There exists a wonderful legend about this much revered gamelan pusaka of the Kraton Yogyakarta which explains why K.K. Kancilbelik (Mouse Deer in a Pond) was given its unusual name. When Sultan Hamengku Buwana I (known at that time as Pangeran Mangkubumi) was still waging war with the Dutch prior to the establishment of Yogyakarta, his soldiers reported the presence of a mouse deer (kancil) on the southern slope of Mount Lawu. His Highness took a bow and arrow and shot the deer. The deer was hit above its right rear leg but, even though lame, still managed to run. It plunged into a small pond (belik) below a kapok tree, and when it emerged from the pool it was no longer lame and continued running. Mangkubumi sensed that this pond possessed the power to heal wounds and ordered his followers to broaden it for bathing. His men made the pond much wider, but before long they came across numerous bronze gamelan gongs and keys (without their casings) in the pond. Later, these gongs and keys were repaired and additional new ones were fabricated to make a complete set. Its new casings depicted a mouse deer plunging into a pond below a kapok tree with crows perched in its branches. In this legend, the found instruments are implied to be the source of the pond's curative powers and thus possessed of supernatural energy. As if this association is not sufficient to make it an extraordinary entity, the ensemble's connection to the First Sultan just prior to the founding of the Yogyakarta court certainly contributes to its mystique. Additionally, there exists a whole literature of didactic folktales about the kancil in which this creature plays the role of a trickster, so its presence in the legend surrounding K.K. Kancilbelik could potentially introduce further layers of meaning to a Javanese familiar with the kancil tales.

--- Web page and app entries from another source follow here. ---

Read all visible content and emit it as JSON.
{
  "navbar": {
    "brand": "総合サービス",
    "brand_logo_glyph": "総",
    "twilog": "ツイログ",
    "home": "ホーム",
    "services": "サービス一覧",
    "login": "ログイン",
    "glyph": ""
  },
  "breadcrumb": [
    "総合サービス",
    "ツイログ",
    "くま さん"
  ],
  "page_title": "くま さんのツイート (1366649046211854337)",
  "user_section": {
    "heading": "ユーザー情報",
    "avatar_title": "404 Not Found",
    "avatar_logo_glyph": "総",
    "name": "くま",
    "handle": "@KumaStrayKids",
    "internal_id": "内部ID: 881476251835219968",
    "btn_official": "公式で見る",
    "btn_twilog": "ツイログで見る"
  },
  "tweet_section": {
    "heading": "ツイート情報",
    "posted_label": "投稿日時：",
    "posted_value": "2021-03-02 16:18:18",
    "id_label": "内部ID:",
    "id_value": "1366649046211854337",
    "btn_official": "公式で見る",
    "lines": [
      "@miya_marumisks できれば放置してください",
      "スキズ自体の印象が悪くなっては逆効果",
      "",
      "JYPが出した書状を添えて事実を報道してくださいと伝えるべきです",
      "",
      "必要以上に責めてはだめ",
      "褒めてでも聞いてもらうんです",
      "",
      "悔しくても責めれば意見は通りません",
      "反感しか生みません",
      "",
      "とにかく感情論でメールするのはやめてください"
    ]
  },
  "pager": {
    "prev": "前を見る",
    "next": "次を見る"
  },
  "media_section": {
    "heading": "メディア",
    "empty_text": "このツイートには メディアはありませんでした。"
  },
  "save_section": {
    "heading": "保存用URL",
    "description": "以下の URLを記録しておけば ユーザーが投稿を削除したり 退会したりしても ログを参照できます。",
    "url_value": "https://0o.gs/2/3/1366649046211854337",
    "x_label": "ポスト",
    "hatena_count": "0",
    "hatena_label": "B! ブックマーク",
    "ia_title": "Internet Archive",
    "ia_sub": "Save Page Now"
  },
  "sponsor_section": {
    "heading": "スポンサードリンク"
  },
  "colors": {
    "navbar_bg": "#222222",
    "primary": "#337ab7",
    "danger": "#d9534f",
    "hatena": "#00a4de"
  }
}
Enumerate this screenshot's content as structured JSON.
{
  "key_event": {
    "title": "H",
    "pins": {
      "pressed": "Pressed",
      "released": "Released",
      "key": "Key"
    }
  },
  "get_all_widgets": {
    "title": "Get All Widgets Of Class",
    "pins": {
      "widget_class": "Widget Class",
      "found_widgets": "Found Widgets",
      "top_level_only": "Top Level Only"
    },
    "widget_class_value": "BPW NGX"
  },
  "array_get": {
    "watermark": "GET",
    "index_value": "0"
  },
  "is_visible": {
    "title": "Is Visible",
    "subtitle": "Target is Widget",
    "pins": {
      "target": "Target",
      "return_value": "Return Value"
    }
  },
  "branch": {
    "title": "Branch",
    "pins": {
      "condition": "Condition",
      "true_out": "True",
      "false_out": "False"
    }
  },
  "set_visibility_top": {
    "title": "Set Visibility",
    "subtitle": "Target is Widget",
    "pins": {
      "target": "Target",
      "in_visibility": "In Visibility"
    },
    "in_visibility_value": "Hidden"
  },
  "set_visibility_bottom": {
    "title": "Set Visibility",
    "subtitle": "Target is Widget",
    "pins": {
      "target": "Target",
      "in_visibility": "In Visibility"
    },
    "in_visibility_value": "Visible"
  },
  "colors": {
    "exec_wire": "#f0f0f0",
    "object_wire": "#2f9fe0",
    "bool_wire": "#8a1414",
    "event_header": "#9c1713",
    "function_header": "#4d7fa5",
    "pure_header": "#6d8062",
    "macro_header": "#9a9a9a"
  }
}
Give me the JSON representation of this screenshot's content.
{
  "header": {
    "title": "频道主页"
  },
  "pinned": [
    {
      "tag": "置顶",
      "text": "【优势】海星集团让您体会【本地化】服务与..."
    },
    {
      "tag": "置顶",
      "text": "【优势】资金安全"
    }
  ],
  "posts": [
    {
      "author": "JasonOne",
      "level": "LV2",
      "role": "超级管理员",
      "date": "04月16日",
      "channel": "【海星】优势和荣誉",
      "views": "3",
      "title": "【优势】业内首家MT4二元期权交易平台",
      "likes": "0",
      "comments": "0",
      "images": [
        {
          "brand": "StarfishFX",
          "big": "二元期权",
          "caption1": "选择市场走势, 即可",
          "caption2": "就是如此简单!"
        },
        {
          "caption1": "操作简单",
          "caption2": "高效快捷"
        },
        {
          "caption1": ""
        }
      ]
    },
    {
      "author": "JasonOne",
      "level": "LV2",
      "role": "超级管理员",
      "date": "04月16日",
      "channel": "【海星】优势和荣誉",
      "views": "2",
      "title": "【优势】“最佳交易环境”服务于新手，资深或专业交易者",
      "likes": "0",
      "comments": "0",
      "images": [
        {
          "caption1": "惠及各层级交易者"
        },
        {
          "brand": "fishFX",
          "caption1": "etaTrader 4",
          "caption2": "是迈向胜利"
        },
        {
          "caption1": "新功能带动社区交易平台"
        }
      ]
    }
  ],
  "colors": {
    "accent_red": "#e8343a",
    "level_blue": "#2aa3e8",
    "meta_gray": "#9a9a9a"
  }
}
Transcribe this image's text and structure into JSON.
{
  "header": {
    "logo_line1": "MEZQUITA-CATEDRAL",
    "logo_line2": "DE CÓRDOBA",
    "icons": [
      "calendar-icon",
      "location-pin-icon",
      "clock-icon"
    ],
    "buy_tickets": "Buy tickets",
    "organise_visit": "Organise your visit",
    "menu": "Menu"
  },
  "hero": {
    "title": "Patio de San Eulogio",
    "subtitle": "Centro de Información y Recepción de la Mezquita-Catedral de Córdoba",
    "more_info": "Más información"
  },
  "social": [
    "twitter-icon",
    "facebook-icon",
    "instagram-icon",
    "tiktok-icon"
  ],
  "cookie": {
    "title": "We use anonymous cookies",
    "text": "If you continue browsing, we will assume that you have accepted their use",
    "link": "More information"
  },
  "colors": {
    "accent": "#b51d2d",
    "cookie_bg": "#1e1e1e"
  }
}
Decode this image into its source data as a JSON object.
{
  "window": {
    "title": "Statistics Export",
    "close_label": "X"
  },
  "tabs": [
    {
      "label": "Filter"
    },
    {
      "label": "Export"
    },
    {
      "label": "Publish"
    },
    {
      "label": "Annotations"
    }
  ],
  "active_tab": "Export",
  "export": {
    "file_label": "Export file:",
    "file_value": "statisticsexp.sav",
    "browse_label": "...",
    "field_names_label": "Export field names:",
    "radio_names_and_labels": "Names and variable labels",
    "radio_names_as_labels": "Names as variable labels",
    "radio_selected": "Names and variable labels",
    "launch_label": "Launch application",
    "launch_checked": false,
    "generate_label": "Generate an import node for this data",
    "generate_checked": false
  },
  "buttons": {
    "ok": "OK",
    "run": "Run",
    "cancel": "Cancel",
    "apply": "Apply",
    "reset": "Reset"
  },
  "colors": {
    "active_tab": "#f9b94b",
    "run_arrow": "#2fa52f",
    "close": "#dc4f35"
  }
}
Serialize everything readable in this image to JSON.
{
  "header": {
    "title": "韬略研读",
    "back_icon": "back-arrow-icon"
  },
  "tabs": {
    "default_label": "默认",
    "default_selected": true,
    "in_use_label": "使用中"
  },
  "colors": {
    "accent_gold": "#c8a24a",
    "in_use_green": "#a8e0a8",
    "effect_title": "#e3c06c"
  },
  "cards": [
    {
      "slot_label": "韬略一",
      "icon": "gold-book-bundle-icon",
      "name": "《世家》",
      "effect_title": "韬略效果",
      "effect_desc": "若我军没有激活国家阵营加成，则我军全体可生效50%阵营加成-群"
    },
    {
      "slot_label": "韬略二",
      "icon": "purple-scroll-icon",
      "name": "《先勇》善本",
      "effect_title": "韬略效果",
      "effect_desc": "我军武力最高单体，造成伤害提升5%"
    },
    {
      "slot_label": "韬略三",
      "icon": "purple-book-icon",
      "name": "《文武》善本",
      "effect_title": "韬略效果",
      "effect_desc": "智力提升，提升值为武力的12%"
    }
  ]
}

This common practice gamelan is often paired with the gamelan sléndro K.K. Surak when used to provide music for private royal family ceremonies. Like K.K. Surak, it had instruments added to it in the 1920s, during the reign of the Eighth Sultan, to make its instrumentation fully up to date.
K.K. Kancilbelik is painted green with gold highlight. The main figural carving is that of a deer, usually half submerged in water. Two crows with seeds in their beaks are seen above the deer on many of the instruments of this set. Similar images of birds, possibly symbolizing the fecundity of the Sultan, are found on the walls of the pleasure palace, Taman Sari, built by the First Sultan. On the front board of the gendèr the royal emblem (lambang) of the Eighth Sultan is worked in over a red background. This is because new casings for this set were made during his reign, at the same time the new instruments were added.